__WORK REQUEST__: Across all entries below, how many lines include "String"? Only the number, please.
(LISTED ENTRIES Opens)
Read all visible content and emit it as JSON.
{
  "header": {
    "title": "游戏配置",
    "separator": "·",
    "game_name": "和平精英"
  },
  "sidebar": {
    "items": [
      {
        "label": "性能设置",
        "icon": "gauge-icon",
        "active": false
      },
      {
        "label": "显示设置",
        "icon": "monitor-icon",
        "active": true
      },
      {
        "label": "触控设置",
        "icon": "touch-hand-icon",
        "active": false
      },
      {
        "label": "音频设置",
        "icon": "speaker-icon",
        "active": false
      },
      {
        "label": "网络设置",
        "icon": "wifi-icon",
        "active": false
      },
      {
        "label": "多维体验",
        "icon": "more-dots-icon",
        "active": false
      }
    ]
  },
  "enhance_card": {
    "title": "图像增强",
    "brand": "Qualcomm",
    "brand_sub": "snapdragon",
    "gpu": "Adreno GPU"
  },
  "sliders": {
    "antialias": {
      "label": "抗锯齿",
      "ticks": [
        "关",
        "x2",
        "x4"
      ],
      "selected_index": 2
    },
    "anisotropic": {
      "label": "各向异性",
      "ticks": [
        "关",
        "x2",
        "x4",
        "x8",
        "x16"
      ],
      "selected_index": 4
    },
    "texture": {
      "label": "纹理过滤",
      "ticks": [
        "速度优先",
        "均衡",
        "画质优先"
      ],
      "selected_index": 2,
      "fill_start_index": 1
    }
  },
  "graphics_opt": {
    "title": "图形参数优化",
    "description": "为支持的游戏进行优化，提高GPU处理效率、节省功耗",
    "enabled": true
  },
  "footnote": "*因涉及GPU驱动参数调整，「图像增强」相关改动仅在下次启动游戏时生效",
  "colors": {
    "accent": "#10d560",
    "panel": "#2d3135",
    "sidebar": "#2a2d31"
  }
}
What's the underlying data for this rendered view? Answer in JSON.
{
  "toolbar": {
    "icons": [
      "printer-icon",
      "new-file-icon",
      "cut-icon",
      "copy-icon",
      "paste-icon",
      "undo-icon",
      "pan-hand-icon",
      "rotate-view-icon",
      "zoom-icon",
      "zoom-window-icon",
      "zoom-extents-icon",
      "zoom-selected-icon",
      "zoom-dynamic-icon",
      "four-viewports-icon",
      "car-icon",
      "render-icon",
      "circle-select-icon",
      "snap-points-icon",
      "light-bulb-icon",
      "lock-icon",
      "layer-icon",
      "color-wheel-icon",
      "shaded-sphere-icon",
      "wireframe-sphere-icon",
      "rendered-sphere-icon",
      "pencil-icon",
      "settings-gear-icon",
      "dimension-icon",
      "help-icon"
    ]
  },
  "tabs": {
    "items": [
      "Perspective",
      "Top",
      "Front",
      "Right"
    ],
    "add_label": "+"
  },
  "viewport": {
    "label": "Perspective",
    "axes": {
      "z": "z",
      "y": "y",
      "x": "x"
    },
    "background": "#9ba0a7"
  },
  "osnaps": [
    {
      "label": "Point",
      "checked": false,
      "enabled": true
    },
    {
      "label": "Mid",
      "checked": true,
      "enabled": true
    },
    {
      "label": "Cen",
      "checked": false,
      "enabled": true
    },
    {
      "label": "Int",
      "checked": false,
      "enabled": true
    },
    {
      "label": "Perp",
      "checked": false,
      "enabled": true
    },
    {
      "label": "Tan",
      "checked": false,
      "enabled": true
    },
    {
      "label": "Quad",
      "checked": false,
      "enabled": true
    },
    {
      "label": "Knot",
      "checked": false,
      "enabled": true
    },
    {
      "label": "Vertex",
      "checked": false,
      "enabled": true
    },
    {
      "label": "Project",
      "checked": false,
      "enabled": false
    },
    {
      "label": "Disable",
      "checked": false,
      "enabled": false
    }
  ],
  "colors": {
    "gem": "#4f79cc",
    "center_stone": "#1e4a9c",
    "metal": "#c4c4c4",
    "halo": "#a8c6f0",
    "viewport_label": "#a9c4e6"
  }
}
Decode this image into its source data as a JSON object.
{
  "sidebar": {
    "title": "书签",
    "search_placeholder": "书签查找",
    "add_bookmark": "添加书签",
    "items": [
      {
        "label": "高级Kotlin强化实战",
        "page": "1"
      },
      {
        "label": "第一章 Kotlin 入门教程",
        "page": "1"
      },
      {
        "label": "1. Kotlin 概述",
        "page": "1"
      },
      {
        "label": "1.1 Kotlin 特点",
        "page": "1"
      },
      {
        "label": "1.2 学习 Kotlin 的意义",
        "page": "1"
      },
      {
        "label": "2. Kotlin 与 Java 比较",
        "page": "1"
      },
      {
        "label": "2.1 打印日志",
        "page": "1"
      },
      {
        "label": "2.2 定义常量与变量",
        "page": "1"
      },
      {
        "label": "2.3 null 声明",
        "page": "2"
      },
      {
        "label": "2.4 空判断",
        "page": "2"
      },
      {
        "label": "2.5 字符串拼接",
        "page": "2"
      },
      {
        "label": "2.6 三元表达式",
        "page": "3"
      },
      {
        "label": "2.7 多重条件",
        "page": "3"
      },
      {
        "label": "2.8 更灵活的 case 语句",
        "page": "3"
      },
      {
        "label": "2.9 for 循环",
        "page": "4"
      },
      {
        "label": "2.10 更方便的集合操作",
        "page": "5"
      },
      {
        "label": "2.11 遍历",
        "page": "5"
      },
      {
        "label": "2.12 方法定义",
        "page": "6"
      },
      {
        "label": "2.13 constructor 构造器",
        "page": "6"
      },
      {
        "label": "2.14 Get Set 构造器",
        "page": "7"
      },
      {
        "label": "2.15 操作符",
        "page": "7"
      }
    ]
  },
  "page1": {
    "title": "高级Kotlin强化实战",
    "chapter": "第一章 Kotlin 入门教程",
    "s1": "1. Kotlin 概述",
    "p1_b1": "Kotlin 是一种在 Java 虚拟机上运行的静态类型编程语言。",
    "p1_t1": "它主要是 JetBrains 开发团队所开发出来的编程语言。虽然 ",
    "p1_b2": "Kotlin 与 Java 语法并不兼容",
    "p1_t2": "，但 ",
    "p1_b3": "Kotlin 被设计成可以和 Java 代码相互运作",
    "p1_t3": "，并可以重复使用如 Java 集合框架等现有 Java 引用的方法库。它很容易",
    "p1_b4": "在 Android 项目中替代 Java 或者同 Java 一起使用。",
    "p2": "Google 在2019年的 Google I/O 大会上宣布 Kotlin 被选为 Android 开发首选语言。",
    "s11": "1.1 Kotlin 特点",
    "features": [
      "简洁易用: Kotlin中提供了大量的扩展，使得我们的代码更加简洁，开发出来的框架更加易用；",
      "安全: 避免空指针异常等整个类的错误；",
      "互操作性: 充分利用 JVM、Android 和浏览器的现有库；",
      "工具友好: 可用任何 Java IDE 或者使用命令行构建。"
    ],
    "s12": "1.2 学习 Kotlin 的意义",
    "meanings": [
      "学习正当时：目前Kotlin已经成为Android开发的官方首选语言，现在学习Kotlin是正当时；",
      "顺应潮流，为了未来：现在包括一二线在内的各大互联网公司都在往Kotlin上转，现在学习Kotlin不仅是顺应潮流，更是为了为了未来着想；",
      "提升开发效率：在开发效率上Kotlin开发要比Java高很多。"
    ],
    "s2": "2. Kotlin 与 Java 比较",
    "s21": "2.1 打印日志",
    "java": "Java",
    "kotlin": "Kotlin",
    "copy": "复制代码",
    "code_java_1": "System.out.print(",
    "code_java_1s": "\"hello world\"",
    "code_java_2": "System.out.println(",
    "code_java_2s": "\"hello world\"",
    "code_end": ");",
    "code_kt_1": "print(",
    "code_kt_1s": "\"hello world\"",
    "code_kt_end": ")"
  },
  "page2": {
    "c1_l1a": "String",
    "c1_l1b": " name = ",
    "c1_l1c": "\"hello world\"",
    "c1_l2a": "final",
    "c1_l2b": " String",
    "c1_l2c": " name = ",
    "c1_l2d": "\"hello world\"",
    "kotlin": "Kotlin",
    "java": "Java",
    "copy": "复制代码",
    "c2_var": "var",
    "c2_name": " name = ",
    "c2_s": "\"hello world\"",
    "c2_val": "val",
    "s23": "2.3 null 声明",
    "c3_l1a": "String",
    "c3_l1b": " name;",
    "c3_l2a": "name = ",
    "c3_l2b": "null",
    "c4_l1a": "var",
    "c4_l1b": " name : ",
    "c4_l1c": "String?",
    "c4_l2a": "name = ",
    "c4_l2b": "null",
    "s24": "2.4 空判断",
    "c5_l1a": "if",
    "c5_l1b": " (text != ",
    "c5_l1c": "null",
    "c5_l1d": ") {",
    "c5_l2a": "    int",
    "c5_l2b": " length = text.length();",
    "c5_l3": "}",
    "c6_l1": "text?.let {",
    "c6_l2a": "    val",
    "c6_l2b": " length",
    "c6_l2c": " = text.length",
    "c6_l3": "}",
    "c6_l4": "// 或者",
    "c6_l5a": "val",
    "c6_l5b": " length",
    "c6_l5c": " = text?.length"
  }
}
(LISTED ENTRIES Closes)
__SOLUTION TO THE PROBLEM__: 4